++++ SUPPLIED DATA

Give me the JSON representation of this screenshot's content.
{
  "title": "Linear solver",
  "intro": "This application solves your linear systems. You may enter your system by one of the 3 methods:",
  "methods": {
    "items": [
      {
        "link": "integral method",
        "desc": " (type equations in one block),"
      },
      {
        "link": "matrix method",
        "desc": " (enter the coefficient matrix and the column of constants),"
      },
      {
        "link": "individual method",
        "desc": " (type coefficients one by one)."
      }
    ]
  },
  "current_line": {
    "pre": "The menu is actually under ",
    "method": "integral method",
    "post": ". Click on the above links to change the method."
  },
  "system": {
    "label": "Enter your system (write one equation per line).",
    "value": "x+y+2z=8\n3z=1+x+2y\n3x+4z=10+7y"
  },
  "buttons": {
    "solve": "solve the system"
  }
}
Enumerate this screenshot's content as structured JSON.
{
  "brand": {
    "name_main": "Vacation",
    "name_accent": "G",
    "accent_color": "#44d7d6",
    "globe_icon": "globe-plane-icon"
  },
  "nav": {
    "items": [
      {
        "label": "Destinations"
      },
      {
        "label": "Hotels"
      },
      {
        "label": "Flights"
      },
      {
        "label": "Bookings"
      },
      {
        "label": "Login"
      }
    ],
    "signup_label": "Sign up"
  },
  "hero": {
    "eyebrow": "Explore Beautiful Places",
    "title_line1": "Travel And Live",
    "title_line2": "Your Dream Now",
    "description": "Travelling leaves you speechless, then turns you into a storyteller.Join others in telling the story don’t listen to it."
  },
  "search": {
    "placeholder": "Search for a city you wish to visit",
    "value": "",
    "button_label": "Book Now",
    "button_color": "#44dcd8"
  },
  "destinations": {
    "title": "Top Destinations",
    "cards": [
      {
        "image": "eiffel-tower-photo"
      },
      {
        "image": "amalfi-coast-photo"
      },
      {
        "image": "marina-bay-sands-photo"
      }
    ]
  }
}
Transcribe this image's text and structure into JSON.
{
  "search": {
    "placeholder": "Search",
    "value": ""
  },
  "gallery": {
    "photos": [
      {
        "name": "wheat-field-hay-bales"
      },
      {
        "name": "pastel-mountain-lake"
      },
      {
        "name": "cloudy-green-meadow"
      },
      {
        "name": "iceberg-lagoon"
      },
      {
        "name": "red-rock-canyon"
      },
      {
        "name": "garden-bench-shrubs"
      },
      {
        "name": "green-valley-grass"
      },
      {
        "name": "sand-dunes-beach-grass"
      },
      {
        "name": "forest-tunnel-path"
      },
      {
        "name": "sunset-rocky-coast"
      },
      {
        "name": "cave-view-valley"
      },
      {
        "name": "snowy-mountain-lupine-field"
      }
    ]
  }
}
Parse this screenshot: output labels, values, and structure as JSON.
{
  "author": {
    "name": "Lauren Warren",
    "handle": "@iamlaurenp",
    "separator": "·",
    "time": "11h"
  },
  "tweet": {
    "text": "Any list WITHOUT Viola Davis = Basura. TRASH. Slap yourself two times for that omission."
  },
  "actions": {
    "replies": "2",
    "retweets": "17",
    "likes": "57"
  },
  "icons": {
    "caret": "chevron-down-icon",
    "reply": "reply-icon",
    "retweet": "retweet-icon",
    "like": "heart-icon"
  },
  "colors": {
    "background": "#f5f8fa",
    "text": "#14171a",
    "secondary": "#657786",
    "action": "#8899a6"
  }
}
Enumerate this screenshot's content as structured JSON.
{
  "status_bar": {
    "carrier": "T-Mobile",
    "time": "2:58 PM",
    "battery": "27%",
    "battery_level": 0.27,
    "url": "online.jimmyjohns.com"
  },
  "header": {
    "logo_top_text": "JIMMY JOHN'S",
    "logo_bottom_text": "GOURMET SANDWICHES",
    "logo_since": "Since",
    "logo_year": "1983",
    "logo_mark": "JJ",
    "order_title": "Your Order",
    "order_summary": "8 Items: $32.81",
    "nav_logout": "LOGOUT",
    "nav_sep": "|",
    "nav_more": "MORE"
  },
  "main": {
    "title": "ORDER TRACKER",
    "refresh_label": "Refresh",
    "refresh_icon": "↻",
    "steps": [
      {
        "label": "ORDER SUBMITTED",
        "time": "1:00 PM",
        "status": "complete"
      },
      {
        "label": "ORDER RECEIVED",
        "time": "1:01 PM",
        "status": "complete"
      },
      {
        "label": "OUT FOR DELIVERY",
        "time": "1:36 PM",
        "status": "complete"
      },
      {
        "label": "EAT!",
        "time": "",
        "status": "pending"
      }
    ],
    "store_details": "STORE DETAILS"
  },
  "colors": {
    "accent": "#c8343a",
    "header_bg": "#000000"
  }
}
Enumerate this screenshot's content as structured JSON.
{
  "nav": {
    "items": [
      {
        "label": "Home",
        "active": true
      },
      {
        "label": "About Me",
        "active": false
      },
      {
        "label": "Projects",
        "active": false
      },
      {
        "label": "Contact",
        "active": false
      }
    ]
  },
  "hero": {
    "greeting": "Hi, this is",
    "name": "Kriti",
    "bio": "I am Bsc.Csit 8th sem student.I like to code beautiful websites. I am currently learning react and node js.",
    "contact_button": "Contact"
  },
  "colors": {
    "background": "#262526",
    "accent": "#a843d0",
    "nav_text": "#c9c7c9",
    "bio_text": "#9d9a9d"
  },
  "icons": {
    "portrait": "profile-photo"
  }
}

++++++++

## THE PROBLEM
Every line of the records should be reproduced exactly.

## RESPONSE TO THIS TASK
Give me the JSON representation of this screenshot's content.
{
  "title": "Linear solver",
  "intro": "This application solves your linear systems. You may enter your system by one of the 3 methods:",
  "methods": {
    "items": [
      {
        "link": "integral method",
        "desc": " (type equations in one block),"
      },
      {
        "link": "matrix method",
        "desc": " (enter the coefficient matrix and the column of constants),"
      },
      {
        "link": "individual method",
        "desc": " (type coefficients one by one)."
      }
    ]
  },
  "current_line": {
    "pre": "The menu is actually under ",
    "method": "integral method",
    "post": ". Click on the above links to change the method."
  },
  "system": {
    "label": "Enter your system (write one equation per line).",
    "value": "x+y+2z=8\n3z=1+x+2y\n3x+4z=10+7y"
  },
  "buttons": {
    "solve": "solve the system"
  }
}
Enumerate this screenshot's content as structured JSON.
{
  "brand": {
    "name_main": "Vacation",
    "name_accent": "G",
    "accent_color": "#44d7d6",
    "globe_icon": "globe-plane-icon"
  },
  "nav": {
    "items": [
      {
        "label": "Destinations"
      },
      {
        "label": "Hotels"
      },
      {
        "label": "Flights"
      },
      {
        "label": "Bookings"
      },
      {
        "label": "Login"
      }
    ],
    "signup_label": "Sign up"
  },
  "hero": {
    "eyebrow": "Explore Beautiful Places",
    "title_line1": "Travel And Live",
    "title_line2": "Your Dream Now",
    "description": "Travelling leaves you speechless, then turns you into a storyteller.Join others in telling the story don’t listen to it."
  },
  "search": {
    "placeholder": "Search for a city you wish to visit",
    "value": "",
    "button_label": "Book Now",
    "button_color": "#44dcd8"
  },
  "destinations": {
    "title": "Top Destinations",
    "cards": [
      {
        "image": "eiffel-tower-photo"
      },
      {
        "image": "amalfi-coast-photo"
      },
      {
        "image": "marina-bay-sands-photo"
      }
    ]
  }
}
Transcribe this image's text and structure into JSON.
{
  "search": {
    "placeholder": "Search",
    "value": ""
  },
  "gallery": {
    "photos": [
      {
        "name": "wheat-field-hay-bales"
      },
      {
        "name": "pastel-mountain-lake"
      },
      {
        "name": "cloudy-green-meadow"
      },
      {
        "name": "iceberg-lagoon"
      },
      {
        "name": "red-rock-canyon"
      },
      {
        "name": "garden-bench-shrubs"
      },
      {
        "name": "green-valley-grass"
      },
      {
        "name": "sand-dunes-beach-grass"
      },
      {
        "name": "forest-tunnel-path"
      },
      {
        "name": "sunset-rocky-coast"
      },
      {
        "name": "cave-view-valley"
      },
      {
        "name": "snowy-mountain-lupine-field"
      }
    ]
  }
}
Parse this screenshot: output labels, values, and structure as JSON.
{
  "author": {
    "name": "Lauren Warren",
    "handle": "@iamlaurenp",
    "separator": "·",
    "time": "11h"
  },
  "tweet": {
    "text": "Any list WITHOUT Viola Davis = Basura. TRASH. Slap yourself two times for that omission."
  },
  "actions": {
    "replies": "2",
    "retweets": "17",
    "likes": "57"
  },
  "icons": {
    "caret": "chevron-down-icon",
    "reply": "reply-icon",
    "retweet": "retweet-icon",
    "like": "heart-icon"
  },
  "colors": {
    "background": "#f5f8fa",
    "text": "#14171a",
    "secondary": "#657786",
    "action": "#8899a6"
  }
}
Enumerate this screenshot's content as structured JSON.
{
  "status_bar": {
    "carrier": "T-Mobile",
    "time": "2:58 PM",
    "battery": "27%",
    "battery_level": 0.27,
    "url": "online.jimmyjohns.com"
  },
  "header": {
    "logo_top_text": "JIMMY JOHN'S",
    "logo_bottom_text": "GOURMET SANDWICHES",
    "logo_since": "Since",
    "logo_year": "1983",
    "logo_mark": "JJ",
    "order_title": "Your Order",
    "order_summary": "8 Items: $32.81",
    "nav_logout": "LOGOUT",
    "nav_sep": "|",
    "nav_more": "MORE"
  },
  "main": {
    "title": "ORDER TRACKER",
    "refresh_label": "Refresh",
    "refresh_icon": "↻",
    "steps": [
      {
        "label": "ORDER SUBMITTED",
        "time": "1:00 PM",
        "status": "complete"
      },
      {
        "label": "ORDER RECEIVED",
        "time": "1:01 PM",
        "status": "complete"
      },
      {
        "label": "OUT FOR DELIVERY",
        "time": "1:36 PM",
        "status": "complete"
      },
      {
        "label": "EAT!",
        "time": "",
        "status": "pending"
      }
    ],
    "store_details": "STORE DETAILS"
  },
  "colors": {
    "accent": "#c8343a",
    "header_bg": "#000000"
  }
}
Enumerate this screenshot's content as structured JSON.
{
  "nav": {
    "items": [
      {
        "label": "Home",
        "active": true
      },
      {
        "label": "About Me",
        "active": false
      },
      {
        "label": "Projects",
        "active": false
      },
      {
        "label": "Contact",
        "active": false
      }
    ]
  },
  "hero": {
    "greeting": "Hi, this is",
    "name": "Kriti",
    "bio": "I am Bsc.Csit 8th sem student.I like to code beautiful websites. I am currently learning react and node js.",
    "contact_button": "Contact"
  },
  "colors": {
    "background": "#262526",
    "accent": "#a843d0",
    "nav_text": "#c9c7c9",
    "bio_text": "#9d9a9d"
  },
  "icons": {
    "portrait": "profile-photo"
  }
}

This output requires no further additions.